Shane MacGowan, in 1995 (Niels van Iperen/Getty Images)

December 1, 2023   3 mins

One Christmas on the train home to see my parents, Shane MacGowan was on the same carriage. The children in the carriage were drawn to him like he was Santa Claus, and they broke out into excited giggling every time they heard his peculiar wheezing laugh. It struck me at the time that children instinctually trusted the authentic good nature behind his ragged and rough persona.

More than any artist I can think of, MacGowan captured the feeling of being carried away by all the dangerously beautiful emotions unlocked by alcohol. In his slurring raspy voice, he sang words of unguarded romantic devotion (“You’re the measure of my dreams”) and described a world animated by the drunken imagination (“the wind was gently laughing”).

The Pogues somehow succeeded in blending Irish traditional and rebel music with punk. Watch old footage, and you can still see that their concerts were attended by an unlikely combination of innocent-looking Irish country people and rowdy urban punks. The songs were full of raucousness, mischievous fun, wild misadventures, comedy, regret, pining and romance. Every year, “Fairytale Of New York” still overshadows all other Christmas songs: “It was Christmas Eve babe, in the drunk tank. An old man said to me, ‘won’t see another one’.” The magic of the song is that it undercuts the saccharine sentimentality of most festive fare, only to become the most sentimental and romantic of all Christmas songs: “Can’t make it all alone, I’ve built my dreams around you.”

Shane could only have been London-Irish. Through him a peasant folk tradition was reimagined with a fresh semi-outsider’s perspective in a modern, urban, countercultural form. He saw the potential in things that could have otherwise been dismissed as the old and the stagnant among the young Irish-Irish. The threads of cultural history that he brought together through the power of imagination spoke to new types of people all over the world.

He performed with Nick Cave, Joe Strummer and The Dubliners. Elvis Costello produced Rum Sodomy And The Lash. His most famous duet was with Kirsty MacColl, and he made famous her father Ewan MacColl’s song about Salford, “Dirty Old Town”. He popularised history that his audience was too young to remember, like the devastating depiction of war in the ballad about the Gallipoli campaign, “And the Band Played Waltzing Matilda”. In one of its most memorable and emotional scenes, The Wire featured “Body Of An American” and introduced a whole new American generation to The Pogues.

Ireland has no long and continuous native national aristocratic tradition from which to draw inspiration, so an authentic expression has to be very modern — like James Joyce or folk like Luke Kelly, or a combination of the two.
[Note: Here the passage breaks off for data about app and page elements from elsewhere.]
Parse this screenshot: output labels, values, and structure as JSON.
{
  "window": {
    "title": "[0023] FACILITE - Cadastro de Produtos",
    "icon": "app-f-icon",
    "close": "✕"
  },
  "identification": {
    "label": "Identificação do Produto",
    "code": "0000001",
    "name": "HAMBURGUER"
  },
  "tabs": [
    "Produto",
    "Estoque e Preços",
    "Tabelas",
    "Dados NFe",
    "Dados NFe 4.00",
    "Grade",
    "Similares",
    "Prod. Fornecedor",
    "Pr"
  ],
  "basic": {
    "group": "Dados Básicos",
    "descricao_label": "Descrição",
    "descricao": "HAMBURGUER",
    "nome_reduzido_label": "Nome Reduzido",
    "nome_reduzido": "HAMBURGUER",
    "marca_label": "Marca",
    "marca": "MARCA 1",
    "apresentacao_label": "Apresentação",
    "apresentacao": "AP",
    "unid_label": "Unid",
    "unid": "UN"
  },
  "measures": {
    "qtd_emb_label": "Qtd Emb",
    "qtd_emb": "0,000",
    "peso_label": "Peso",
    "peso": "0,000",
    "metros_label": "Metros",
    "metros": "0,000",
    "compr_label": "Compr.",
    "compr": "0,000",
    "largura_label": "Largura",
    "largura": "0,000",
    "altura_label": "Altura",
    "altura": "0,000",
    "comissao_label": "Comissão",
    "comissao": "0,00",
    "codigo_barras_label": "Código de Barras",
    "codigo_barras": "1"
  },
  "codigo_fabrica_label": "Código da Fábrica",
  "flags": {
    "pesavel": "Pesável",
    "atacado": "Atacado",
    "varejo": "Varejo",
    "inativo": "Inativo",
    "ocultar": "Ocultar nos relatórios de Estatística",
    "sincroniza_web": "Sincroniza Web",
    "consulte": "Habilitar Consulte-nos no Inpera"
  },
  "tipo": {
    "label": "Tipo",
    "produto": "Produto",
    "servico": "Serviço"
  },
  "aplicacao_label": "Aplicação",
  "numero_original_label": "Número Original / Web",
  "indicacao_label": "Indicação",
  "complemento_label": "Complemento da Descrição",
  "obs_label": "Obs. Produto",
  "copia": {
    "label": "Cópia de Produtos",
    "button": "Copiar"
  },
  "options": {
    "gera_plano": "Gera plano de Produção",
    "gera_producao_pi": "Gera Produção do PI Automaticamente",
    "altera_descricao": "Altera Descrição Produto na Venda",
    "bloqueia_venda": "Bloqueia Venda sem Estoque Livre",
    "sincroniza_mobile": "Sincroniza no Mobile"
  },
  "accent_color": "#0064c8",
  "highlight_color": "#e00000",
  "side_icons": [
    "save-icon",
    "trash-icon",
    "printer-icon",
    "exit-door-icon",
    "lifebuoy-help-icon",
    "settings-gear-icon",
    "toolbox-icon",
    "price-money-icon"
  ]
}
Shane was the archetypal poet of low birth, dwelling in an underclass but with an aristocratic sense of valuing the non-commercial things like life, like leisure and self-reflection. He once said: “The most important thing to remember about drunks is that drunks are far more intelligent than non-drunks — they spend a lot of time talking in pubs, unlike workaholics who concentrate on their careers and ambitions, who never develop their higher spiritual values, who never explore the insides of their head like a drunk does.”

There couldn’t really be a Shane MacGowan today. In the age of ubiquitous video content, you just can’t have teeth like that anymore. With his heavy smoking, his drop-out indifference to respectability, status or even basic self-preservation, we won’t be seeing men like him again. The internet age has created a culture of self-improvement, risk-aversion, neurotic fad diets, biohacking life extension and vain reputation management. Even those not prone to such excesses exist in a top-down “nudged” culture of safety. Have we become too cautious to make great music? We hope not, but it’s definitely not going to be anything like The Pogues.

Sinéad O’Connor, his admiring collaborator, has died. Now Shane has died. The Irish diasporic consciousness he put into musical form is fast fading away. Nothing lasts forever, except through art.

Angela Nagle is a writer and author of the book Kill All Normies.